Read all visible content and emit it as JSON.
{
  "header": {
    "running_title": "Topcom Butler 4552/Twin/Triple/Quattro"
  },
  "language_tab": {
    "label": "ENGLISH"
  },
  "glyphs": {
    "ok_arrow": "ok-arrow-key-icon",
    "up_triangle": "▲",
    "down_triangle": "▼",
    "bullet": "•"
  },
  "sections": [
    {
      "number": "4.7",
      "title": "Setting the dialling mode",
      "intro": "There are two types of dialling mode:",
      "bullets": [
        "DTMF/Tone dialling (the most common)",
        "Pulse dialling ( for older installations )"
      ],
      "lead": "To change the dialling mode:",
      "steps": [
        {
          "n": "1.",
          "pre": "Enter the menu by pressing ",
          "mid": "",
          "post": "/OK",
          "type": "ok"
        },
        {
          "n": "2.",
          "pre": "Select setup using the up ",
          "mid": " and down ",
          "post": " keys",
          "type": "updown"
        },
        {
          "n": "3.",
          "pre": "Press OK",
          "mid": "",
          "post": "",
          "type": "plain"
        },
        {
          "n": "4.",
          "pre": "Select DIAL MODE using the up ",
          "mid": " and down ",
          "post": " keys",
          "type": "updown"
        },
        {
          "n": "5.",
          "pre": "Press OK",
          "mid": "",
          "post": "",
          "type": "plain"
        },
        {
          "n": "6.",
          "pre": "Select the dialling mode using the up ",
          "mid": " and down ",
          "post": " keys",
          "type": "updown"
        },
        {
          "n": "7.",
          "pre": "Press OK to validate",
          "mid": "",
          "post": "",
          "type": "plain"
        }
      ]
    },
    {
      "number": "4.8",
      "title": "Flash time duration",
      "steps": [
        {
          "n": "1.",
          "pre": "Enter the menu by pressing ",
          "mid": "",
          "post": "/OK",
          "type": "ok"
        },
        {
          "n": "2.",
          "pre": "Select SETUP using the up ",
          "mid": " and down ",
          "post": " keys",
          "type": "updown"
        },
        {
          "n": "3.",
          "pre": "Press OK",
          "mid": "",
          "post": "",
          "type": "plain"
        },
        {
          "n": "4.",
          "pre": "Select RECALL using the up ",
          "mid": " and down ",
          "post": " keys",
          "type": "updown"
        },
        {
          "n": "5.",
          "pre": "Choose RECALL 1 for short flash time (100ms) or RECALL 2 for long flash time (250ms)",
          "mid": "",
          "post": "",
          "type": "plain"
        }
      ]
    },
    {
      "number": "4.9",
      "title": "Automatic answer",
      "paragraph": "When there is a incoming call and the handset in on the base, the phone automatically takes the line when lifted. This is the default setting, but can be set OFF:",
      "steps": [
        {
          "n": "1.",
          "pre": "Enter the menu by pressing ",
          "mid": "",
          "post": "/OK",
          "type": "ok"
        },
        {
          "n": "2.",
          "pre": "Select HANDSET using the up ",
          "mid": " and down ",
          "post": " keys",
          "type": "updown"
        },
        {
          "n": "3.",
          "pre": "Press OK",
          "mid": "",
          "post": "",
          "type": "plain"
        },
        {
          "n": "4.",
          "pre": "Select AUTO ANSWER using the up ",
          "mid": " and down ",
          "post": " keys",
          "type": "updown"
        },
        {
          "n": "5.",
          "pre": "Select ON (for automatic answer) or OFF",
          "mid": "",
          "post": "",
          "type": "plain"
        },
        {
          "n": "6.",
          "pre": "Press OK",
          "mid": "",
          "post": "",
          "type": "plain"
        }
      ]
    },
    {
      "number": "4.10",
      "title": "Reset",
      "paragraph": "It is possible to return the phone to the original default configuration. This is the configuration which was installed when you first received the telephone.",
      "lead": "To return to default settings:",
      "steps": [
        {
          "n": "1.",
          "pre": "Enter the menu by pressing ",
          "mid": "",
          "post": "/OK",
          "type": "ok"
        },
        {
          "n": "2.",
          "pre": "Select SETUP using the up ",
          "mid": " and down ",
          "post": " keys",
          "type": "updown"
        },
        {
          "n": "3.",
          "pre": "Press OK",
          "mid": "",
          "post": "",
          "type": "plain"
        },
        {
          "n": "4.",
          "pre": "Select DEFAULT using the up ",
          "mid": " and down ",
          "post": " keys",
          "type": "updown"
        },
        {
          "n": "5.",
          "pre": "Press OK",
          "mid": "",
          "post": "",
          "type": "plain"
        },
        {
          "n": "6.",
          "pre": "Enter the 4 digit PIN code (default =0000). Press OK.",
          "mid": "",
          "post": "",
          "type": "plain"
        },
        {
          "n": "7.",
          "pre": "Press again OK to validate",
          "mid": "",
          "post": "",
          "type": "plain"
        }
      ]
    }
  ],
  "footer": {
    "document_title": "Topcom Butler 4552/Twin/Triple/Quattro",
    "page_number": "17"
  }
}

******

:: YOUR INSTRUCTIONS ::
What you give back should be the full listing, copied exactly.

:: PROBLEM SOLUTION ::
Read all visible content and emit it as JSON.
{
  "header": {
    "running_title": "Topcom Butler 4552/Twin/Triple/Quattro"
  },
  "language_tab": {
    "label": "ENGLISH"
  },
  "glyphs": {
    "ok_arrow": "ok-arrow-key-icon",
    "up_triangle": "▲",
    "down_triangle": "▼",
    "bullet": "•"
  },
  "sections": [
    {
      "number": "4.7",
      "title": "Setting the dialling mode",
      "intro": "There are two types of dialling mode:",
      "bullets": [
        "DTMF/Tone dialling (the most common)",
        "Pulse dialling ( for older installations )"
      ],
      "lead": "To change the dialling mode:",
      "steps": [
        {
          "n": "1.",
          "pre": "Enter the menu by pressing ",
          "mid": "",
          "post": "/OK",
          "type": "ok"
        },
        {
          "n": "2.",
          "pre": "Select setup using the up ",
          "mid": " and down ",
          "post": " keys",
          "type": "updown"
        },
        {
          "n": "3.",
          "pre": "Press OK",
          "mid": "",
          "post": "",
          "type": "plain"
        },
        {
          "n": "4.",
          "pre": "Select DIAL MODE using the up ",
          "mid": " and down ",
          "post": " keys",
          "type": "updown"
        },
        {
          "n": "5.",
          "pre": "Press OK",
          "mid": "",
          "post": "",
          "type": "plain"
        },
        {
          "n": "6.",
          "pre": "Select the dialling mode using the up ",
          "mid": " and down ",
          "post": " keys",
          "type": "updown"
        },
        {
          "n": "7.",
          "pre": "Press OK to validate",
          "mid": "",
          "post": "",
          "type": "plain"
        }
      ]
    },
    {
      "number": "4.8",
      "title": "Flash time duration",
      "steps": [
        {
          "n": "1.",
          "pre": "Enter the menu by pressing ",
          "mid": "",
          "post": "/OK",
          "type": "ok"
        },
        {
          "n": "2.",
          "pre": "Select SETUP using the up ",
          "mid": " and down ",
          "post": " keys",
          "type": "updown"
        },
        {
          "n": "3.",
          "pre": "Press OK",
          "mid": "",
          "post": "",
          "type": "plain"
        },
        {
          "n": "4.",
          "pre": "Select RECALL using the up ",
          "mid": " and down ",
          "post": " keys",
          "type": "updown"
        },
        {
          "n": "5.",
          "pre": "Choose RECALL 1 for short flash time (100ms) or RECALL 2 for long flash time (250ms)",
          "mid": "",
          "post": "",
          "type": "plain"
        }
      ]
    },
    {
      "number": "4.9",
      "title": "Automatic answer",
      "paragraph": "When there is a incoming call and the handset in on the base, the phone automatically takes the line when lifted. This is the default setting, but can be set OFF:",
      "steps": [
        {
          "n": "1.",
          "pre": "Enter the menu by pressing ",
          "mid": "",
          "post": "/OK",
          "type": "ok"
        },
        {
          "n": "2.",
          "pre": "Select HANDSET using the up ",
          "mid": " and down ",
          "post": " keys",
          "type": "updown"
        },
        {
          "n": "3.",
          "pre": "Press OK",
          "mid": "",
          "post": "",
          "type": "plain"
        },
        {
          "n": "4.",
          "pre": "Select AUTO ANSWER using the up ",
          "mid": " and down ",
          "post": " keys",
          "type": "updown"
        },
        {
          "n": "5.",
          "pre": "Select ON (for automatic answer) or OFF",
          "mid": "",
          "post": "",
          "type": "plain"
        },
        {
          "n": "6.",
          "pre": "Press OK",
          "mid": "",
          "post": "",
          "type": "plain"
        }
      ]
    },
    {
      "number": "4.10",
      "title": "Reset",
      "paragraph": "It is possible to return the phone to the original default configuration. This is the configuration which was installed when you first received the telephone.",
      "lead": "To return to default settings:",
      "steps": [
        {
          "n": "1.",
          "pre": "Enter the menu by pressing ",
          "mid": "",
          "post": "/OK",
          "type": "ok"
        },
        {
          "n": "2.",
          "pre": "Select SETUP using the up ",
          "mid": " and down ",
          "post": " keys",
          "type": "updown"
        },
        {
          "n": "3.",
          "pre": "Press OK",
          "mid": "",
          "post": "",
          "type": "plain"
        },
        {
          "n": "4.",
          "pre": "Select DEFAULT using the up ",
          "mid": " and down ",
          "post": " keys",
          "type": "updown"
        },
        {
          "n": "5.",
          "pre": "Press OK",
          "mid": "",
          "post": "",
          "type": "plain"
        },
        {
          "n": "6.",
          "pre": "Enter the 4 digit PIN code (default =0000). Press OK.",
          "mid": "",
          "post": "",
          "type": "plain"
        },
        {
          "n": "7.",
          "pre": "Press again OK to validate",
          "mid": "",
          "post": "",
          "type": "plain"
        }
      ]
    }
  ],
  "footer": {
    "document_title": "Topcom Butler 4552/Twin/Triple/Quattro",
    "page_number": "17"
  }
}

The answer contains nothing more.